----- Records provided -----

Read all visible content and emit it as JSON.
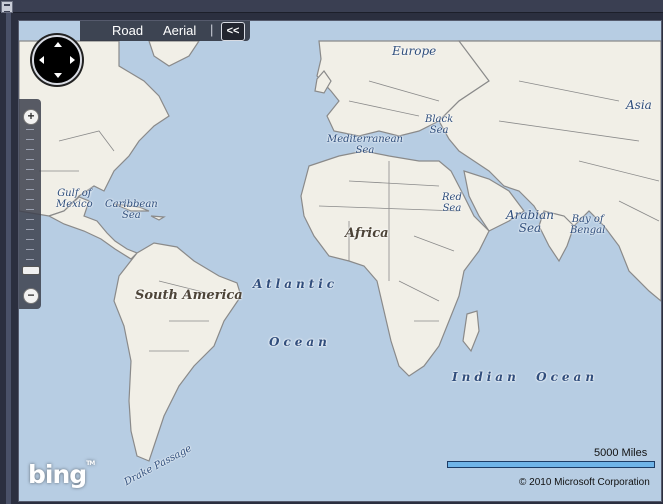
{
  "nav": {
    "road": "Road",
    "aerial": "Aerial",
    "separator": "|",
    "collapse": "<<"
  },
  "labels": {
    "europe": "Europe",
    "asia": "Asia",
    "black_sea": "Black\nSea",
    "mediterranean": "Mediterranean\nSea",
    "gulf_mexico": "Gulf of\nMexico",
    "caribbean": "Caribbean\nSea",
    "red_sea": "Red\nSea",
    "arabian_sea": "Arabian\nSea",
    "bay_bengal": "Bay of\nBengal",
    "africa": "Africa",
    "south_america": "South America",
    "atlantic": "Atlantic",
    "ocean": "Ocean",
    "indian_ocean": "Indian  Ocean",
    "drake_passage": "Drake Passage"
  },
  "logo": {
    "text": "bing"
  },
  "scale": {
    "label": "5000 Miles"
  },
  "copyright": "© 2010 Microsoft Corporation",
  "colors": {
    "water": "#b7cde3",
    "land": "#f1efe7",
    "border": "#7b7b7b",
    "scalebar": "#6fb4e8"
  },
  "icons": [
    "compass-icon",
    "zoom-in-icon",
    "zoom-out-icon",
    "collapse-icon"
  ]
}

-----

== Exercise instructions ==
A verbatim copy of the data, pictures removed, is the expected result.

== Output ==
Read all visible content and emit it as JSON.
{
  "nav": {
    "road": "Road",
    "aerial": "Aerial",
    "separator": "|",
    "collapse": "<<"
  },
  "labels": {
    "europe": "Europe",
    "asia": "Asia",
    "black_sea": "Black\nSea",
    "mediterranean": "Mediterranean\nSea",
    "gulf_mexico": "Gulf of\nMexico",
    "caribbean": "Caribbean\nSea",
    "red_sea": "Red\nSea",
    "arabian_sea": "Arabian\nSea",
    "bay_bengal": "Bay of\nBengal",
    "africa": "Africa",
    "south_america": "South America",
    "atlantic": "Atlantic",
    "ocean": "Ocean",
    "indian_ocean": "Indian  Ocean",
    "drake_passage": "Drake Passage"
  },
  "logo": {
    "text": "bing"
  },
  "scale": {
    "label": "5000 Miles"
  },
  "copyright": "© 2010 Microsoft Corporation",
  "colors": {
    "water": "#b7cde3",
    "land": "#f1efe7",
    "border": "#7b7b7b",
    "scalebar": "#6fb4e8"
  },
  "icons": [
    "compass-icon",
    "zoom-in-icon",
    "zoom-out-icon",
    "collapse-icon"
  ]
}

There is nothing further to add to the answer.